“Shippers are continuously looking for ways to navigate the wide range of challenges impacting their supply chain,” said Frank McGuigan, president and chief operating officer of Transplace. “With this year’s event, we wanted to bring together a diverse group of logistics, technology and economic experts, including Annette Sandberg, Dr. Alan Beaulieu, Paul Zikopoulos and Ken Gronbach, to examine the most pressing global trends and issues impacting their businesses, and share supply chain strategies and best practices that can drive meaningful change within their organizations.”

Sandberg joined Transplace CEO Tom Sanderson and Sword & Sea Transport Advisors LLC President Thom Albrecht to discuss transportation trends and the industry regulatory and safety landscapes within the industry. According to Albrecht, transportation capacity should begin to tighten a bit later this year and will continue to be impacted by the growth of ecommerce – specifically Amazon. He projects that Amazon will solidify its presence in the food distribution market within the next three to four years, and drive additional density to the rest of its network; leading to standard delivery going from two days to next day and, ultimately, same day.

“We’ll likely see another round of brick and mortar stores shut down, which will impact the grocery industry,” said Sanderson. “And online spending, instead of nine percent of retail, will be 20 percent, and this will have a profound impact upon freight distributions and patterns.”
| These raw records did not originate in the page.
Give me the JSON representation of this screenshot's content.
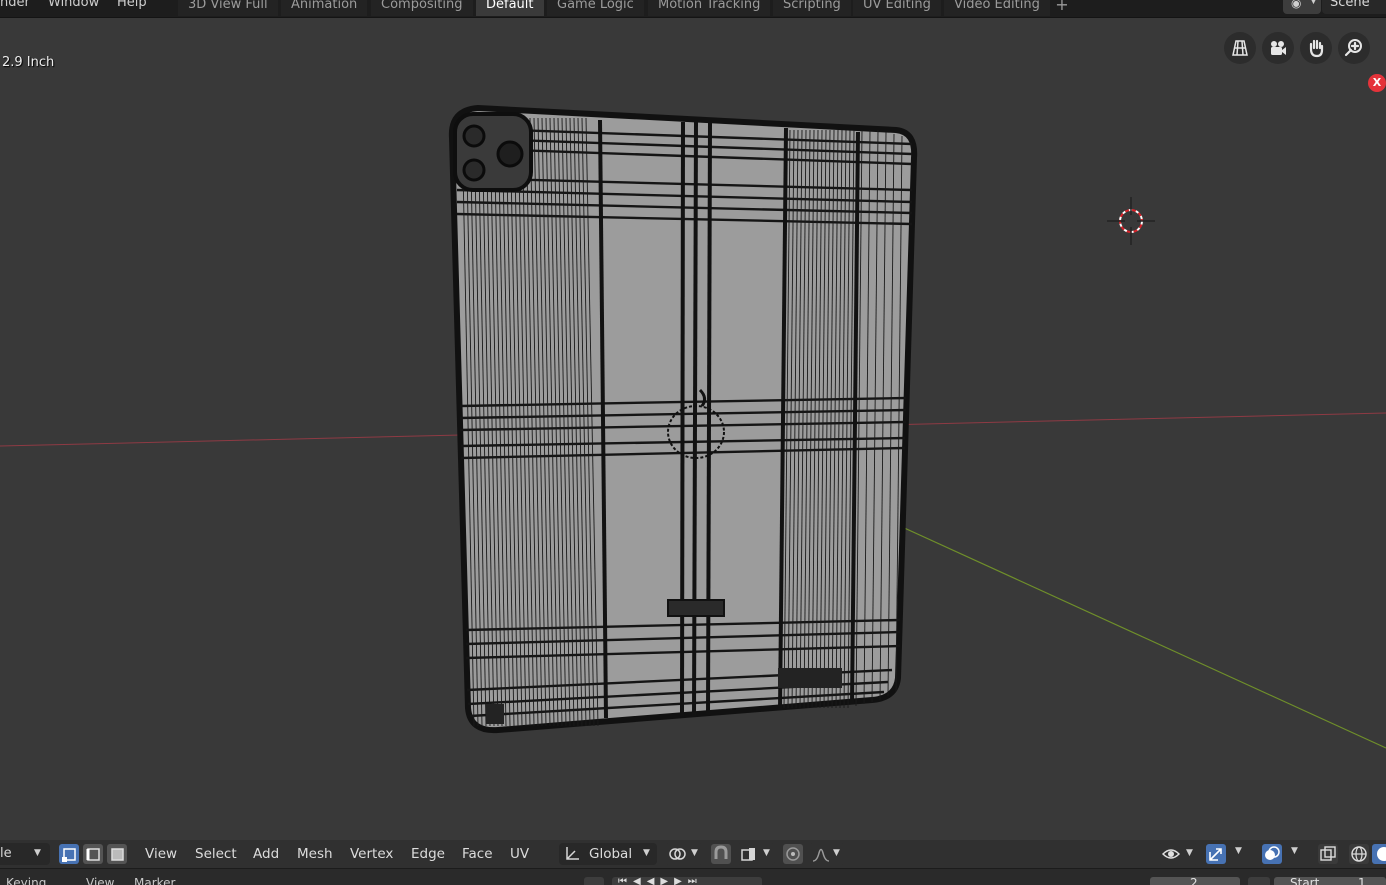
{
  "topbar": {
    "menus": [
      "nder",
      "Window",
      "Help"
    ],
    "tabs": [
      {
        "label": "3D View Full",
        "active": false
      },
      {
        "label": "Animation",
        "active": false
      },
      {
        "label": "Compositing",
        "active": false
      },
      {
        "label": "Default",
        "active": true
      },
      {
        "label": "Game Logic",
        "active": false
      },
      {
        "label": "Motion Tracking",
        "active": false
      },
      {
        "label": "Scripting",
        "active": false
      },
      {
        "label": "UV Editing",
        "active": false
      },
      {
        "label": "Video Editing",
        "active": false
      }
    ],
    "add_tab": "+",
    "scene_name": "Scene"
  },
  "viewport": {
    "object_label": "2.9 Inch",
    "close_badge": "X",
    "nav_icons": [
      "grid-view-icon",
      "camera-icon",
      "hand-pan-icon",
      "zoom-icon"
    ]
  },
  "header": {
    "mode_label": "le",
    "menus": [
      "View",
      "Select",
      "Add",
      "Mesh",
      "Vertex",
      "Edge",
      "Face",
      "UV"
    ],
    "transform_orientation": "Global"
  },
  "timeline": {
    "items": [
      "Keying",
      "View",
      "Marker"
    ],
    "frame_current": "2",
    "start_label": "Start",
    "start_value": "1"
  },
  "colors": {
    "accent_blue": "#4772b3",
    "x_axis": "#8e3a44",
    "y_axis": "#6f8f2a",
    "close_red": "#e5333a"
  }
}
Sandberg believes that many regulations, including those concerning sleep apnea, heavy vehicle speed limiters, entry-level driver training and the Carrier Safety Fitness Determination, are not likely to move forward – at least under the current administration. However, the electronic logging device (ELD) mandate is final and will go into effect December 26, 2017.
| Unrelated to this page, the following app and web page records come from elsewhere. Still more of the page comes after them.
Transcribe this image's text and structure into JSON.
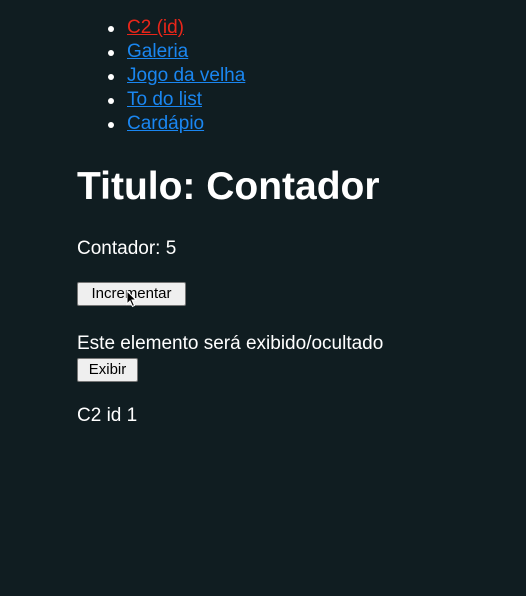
{
  "nav": {
    "items": [
      {
        "label": "C2 (id)"
      },
      {
        "label": "Galeria"
      },
      {
        "label": "Jogo da velha"
      },
      {
        "label": "To do list"
      },
      {
        "label": "Cardápio"
      }
    ]
  },
  "main": {
    "title": "Titulo: Contador",
    "counter": {
      "label": "Contador:",
      "value": "5"
    },
    "increment_button": "Incrementar",
    "toggle_text": "Este elemento será exibido/ocultado",
    "show_button": "Exibir",
    "c2_text": "C2 id 1"
  },
  "colors": {
    "background": "#101d21",
    "link": "#1a86f0",
    "active_link": "#e8261a",
    "text": "#ffffff"
  },
  "icons": {
    "cursor": "mouse-pointer-icon"
  }
}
Paul Zikopoulos, vice president of big data analytics for IBM, examined the collection and use of big data for better decision-making and to meet the growing needs of consumers. Zikopoulos highlighted that only a percentage of data is used to make any kind of decision.

“We’re in this world awash with data – we have got to move ahead in our data acumen,” he said. He went on to explain how data analytics creates massive disruption because of the “holy trinity” of social, mobile and cloud, adding, “It’s these three things that have come together that have burst open the opportunity for analytics, yet we’re not even taking advantage of the analytics that we could before these trends.”

Economist Alan Beaulieu examined the current global economy and shared what companies can expect going forward. According to Beaulieu, the economy has shown signs of improvement since 2016, and leading indicators show that total manufacturing is likely to pick up speed. He stated, “You’re going to see more manufacturing, which means you’re going to see more freight.”

Even as manufacturing and freight volumes improve, labor will likely remain a challenge. Trucking companies will continue to compete for labor against manufacturers, HVAC contractors, and other industries that offer higher wages and do not require individuals to be away from home for extended periods of time. Beaulieu added that the only way to do that effectively is to pay drivers more – and do so as an industry group in order to attract fresh people to the industry, “instead of just stealing from each other.”